That is no mean feat for a group that was banned for over two decades and in a country where women who wore the Islamic head covering, or hijab, were excluded from jobs and education and men who prayed too publicly were regularly rounded up.
“Ennahda has adjusted its narrative to suit the moment and the moment is one of self-restraint,” said Larbi Sadiki, a Tunisian lecturer at Exeter University.
“They will be scrutinised more than others because for a long time Tunisia and Islamist could not be spoken together.”
Ennahda has been careful not to play a visible role too soon, for fear of accusations that it was transforming a popular revolt into an Islamic revolution as happened in Iran in 1979.
There, the exiled leader and cleric Ayatollah Ruhollah Khomeini became the supreme leader of a new Islamic Republic.
Ghannouchi did not return immediately.
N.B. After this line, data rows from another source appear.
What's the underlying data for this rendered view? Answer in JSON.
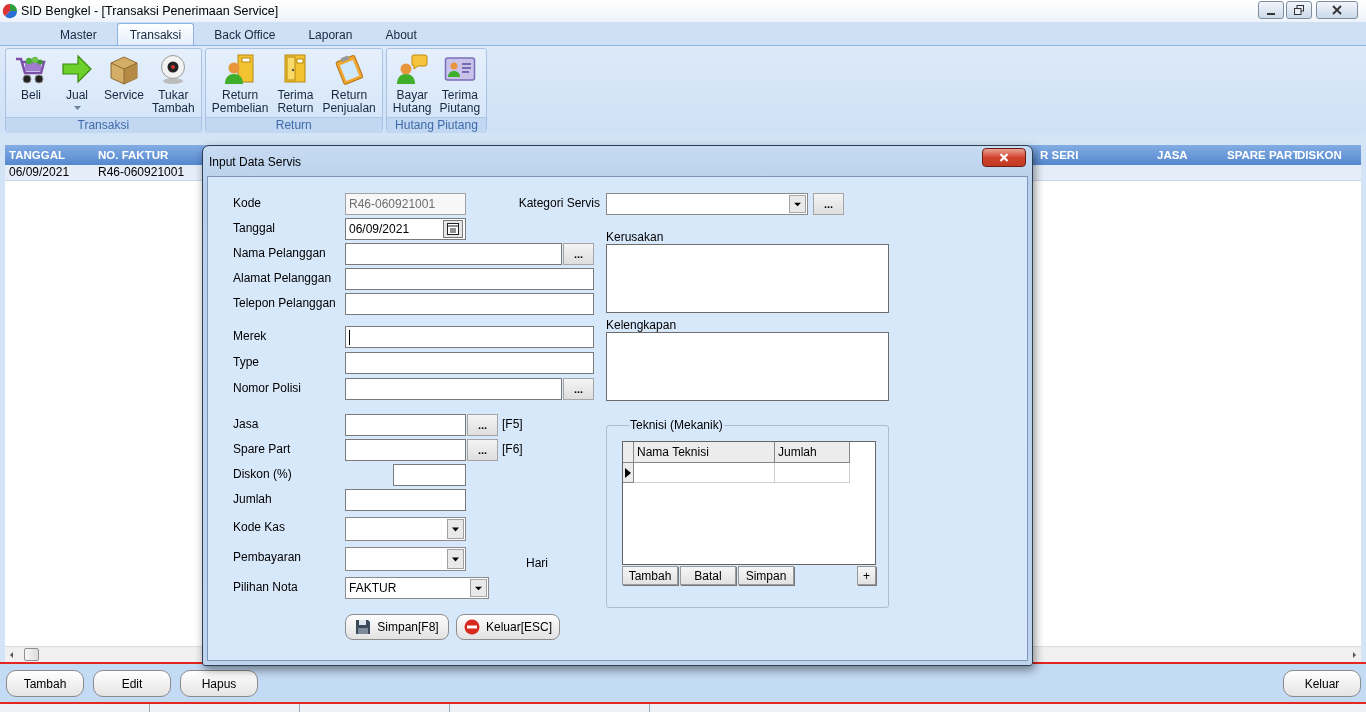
{
  "window": {
    "title": "SID Bengkel - [Transaksi Penerimaan Service]"
  },
  "ribbon": {
    "tabs": [
      {
        "label": "Master",
        "selected": false
      },
      {
        "label": "Transaksi",
        "selected": true
      },
      {
        "label": "Back Office",
        "selected": false
      },
      {
        "label": "Laporan",
        "selected": false
      },
      {
        "label": "About",
        "selected": false
      }
    ],
    "groups": [
      {
        "title": "Transaksi",
        "items": [
          {
            "label": "Beli",
            "dropdown": false
          },
          {
            "label": "Jual",
            "dropdown": true
          },
          {
            "label": "Service",
            "dropdown": false
          },
          {
            "label": "Tukar Tambah",
            "dropdown": false
          }
        ]
      },
      {
        "title": "Return",
        "items": [
          {
            "label": "Return Pembelian",
            "dropdown": false
          },
          {
            "label": "Terima Return",
            "dropdown": false
          },
          {
            "label": "Return Penjualan",
            "dropdown": false
          }
        ]
      },
      {
        "title": "Hutang Piutang",
        "items": [
          {
            "label": "Bayar Hutang",
            "dropdown": false
          },
          {
            "label": "Terima Piutang",
            "dropdown": false
          }
        ]
      }
    ]
  },
  "table": {
    "columns": [
      "TANGGAL",
      "NO. FAKTUR",
      "R SERI",
      "JASA",
      "SPARE PART",
      "DISKON"
    ],
    "rows": [
      [
        "06/09/2021",
        "R46-060921001"
      ]
    ]
  },
  "dialog": {
    "title": "Input Data Servis",
    "sections": [
      {
        "fields": [
          {
            "label": "Kode",
            "kind": "short",
            "value": "R46-060921001",
            "disabled": true,
            "focused": false
          },
          {
            "label": "Tanggal",
            "kind": "date",
            "value": "06/09/2021",
            "disabled": false,
            "focused": false
          },
          {
            "label": "Nama Pelanggan",
            "kind": "long_lookup",
            "button": "...",
            "disabled": false,
            "focused": false
          },
          {
            "label": "Alamat Pelanggan",
            "kind": "long",
            "disabled": false,
            "focused": false
          },
          {
            "label": "Telepon Pelanggan",
            "kind": "long",
            "disabled": false,
            "focused": false
          }
        ]
      },
      {
        "fields": [
          {
            "label": "Merek",
            "kind": "long",
            "disabled": false,
            "focused": true
          },
          {
            "label": "Type",
            "kind": "long",
            "disabled": false,
            "focused": false
          },
          {
            "label": "Nomor Polisi",
            "kind": "long_lookup",
            "button": "...",
            "disabled": false,
            "focused": false
          }
        ]
      },
      {
        "fields": [
          {
            "label": "Jasa",
            "kind": "short_lookup",
            "button": "...",
            "hotkey": "[F5]",
            "disabled": false,
            "focused": false
          },
          {
            "label": "Spare Part",
            "kind": "short_lookup",
            "button": "...",
            "hotkey": "[F6]",
            "disabled": false,
            "focused": false
          },
          {
            "label": "Diskon (%)",
            "kind": "narrow",
            "disabled": false,
            "focused": false
          },
          {
            "label": "Jumlah",
            "kind": "short",
            "disabled": false,
            "focused": false
          }
        ]
      },
      {
        "fields": [
          {
            "label": "Kode Kas",
            "kind": "combo",
            "disabled": false,
            "focused": false
          },
          {
            "label": "Pembayaran",
            "kind": "combo",
            "suffix": "Hari",
            "disabled": false,
            "focused": false
          },
          {
            "label": "Pilihan Nota",
            "kind": "wide_combo",
            "value": "FAKTUR",
            "disabled": false,
            "focused": false
          }
        ]
      }
    ],
    "category": {
      "label": "Kategori Servis",
      "button": "..."
    },
    "notes": [
      {
        "label": "Kerusakan"
      },
      {
        "label": "Kelengkapan"
      }
    ],
    "technicians": {
      "title": "Teknisi (Mekanik)",
      "columns": [
        "Nama Teknisi",
        "Jumlah"
      ],
      "rows": [
        {
          "selected": true
        }
      ],
      "buttons": [
        "Tambah",
        "Batal",
        "Simpan"
      ],
      "add_button": "+"
    },
    "buttons": [
      {
        "label": "Simpan[F8]",
        "kind": "save"
      },
      {
        "label": "Keluar[ESC]",
        "kind": "exit"
      }
    ]
  },
  "actions": {
    "left": [
      "Tambah",
      "Edit",
      "Hapus"
    ],
    "right": [
      "Keluar"
    ]
  }
}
His party will field no presidential candidate. Ennahda will take part in parliament elections but Ghannouchi himself will not run for public office.
That position allays fears among some Tunisians that the Islamists will try to hijack the revolution. At the same time, if Ennahda wins a respectable number of parliament seats, it could emerge as kingmaker in presidential elections.
“Khomeini returned to a revolution of his making. Ghannouchi is coming to be part of a revolution not of his making. He can’t claim this revolution,” said Sadiki, who has long studied Ennahda and was on Ghannouchi’s flight from London.
“They will go for 35 or 40 percent of the vote to show that they have legitimacy, nothing more. What you have to watch is what they do at the level of society, civic groups, NGOs.”
No one has forgotten the 1989 election, when Ennahda was allowed to participate. It won a respectable share of the vote, alarming Ben Ali who banned Ennahda and crushed its members.
Ennahda may prove no less alarming to secular opposition groups who won less than 3 percent of the vote in the 1989 poll and will surely fear a similar trouncing by the Islamists now.
Ennahda’s only rival in terms of numbers and organisation is the labour union, which briefly joined the interim government after Ben Ali’s fall. It had been in alliance with Ben Ali but ultimately swung behind the revolt and is rebuilding its image.
Tunisia’s handful of secular opposition parties tend to comprise a few hundred supporters coalescing around one leader.
Much has yet to be decided in Tunisia. The country needs a new election law, for instance, as existing legislation severely curbs multi-party participation. Secular groups may push for proportional representation as that model limits large groups, allows small parties a role and encourages coalition-building.
That would be to the detriment of Ennahda, though the group may well feel confident enough to accept such a concession.
“People say we face a problem in the Arab world, that our choice is either between dictators or Islamists,” said Fathi Jerbi, an economics professor and opposition activist.
“We should have proportional representation so we don’t end up with one large party and so no one can rule alone.”
Ghannouchi has compared his party more to Turkey’s moderate ruling AKP than to Egypt’s harder line Muslim Brotherhood.
Indeed, Ennahda’s supporters at the airport wore only light beards. Women wore headscarves but did not cover their faces.
“Ennahda would never tell you to wear the hijab. It is your choice. We are against these extremists who misrepresent us,” said Samda Jbeili, who was at the airport to greet Ghannouchi.
Not all Tunisians believe this moderate stance will last. Some say a harder line could yet come to the fore. Others say Ennahda may bide its time and work at the social level to build a society amenable to political Islam.
That could take years in secular Tunisia, where the personal status code bans polygamy and protects gender equality.
“The Ghannouchi of today is not the Ghannouchi of the 1980s. It is a different Ghannouchi altogether. At the time there was talk of an Islamic state, of Islamic law,” Sadiki said.
“No Islamist can really accept Tunisia’s personal status code, but they have learnt what taboos to poke and what to leave and for now they will leave it. That is a huge concession.”
Additional reporting by Tom Perry; editing by Giles Elgood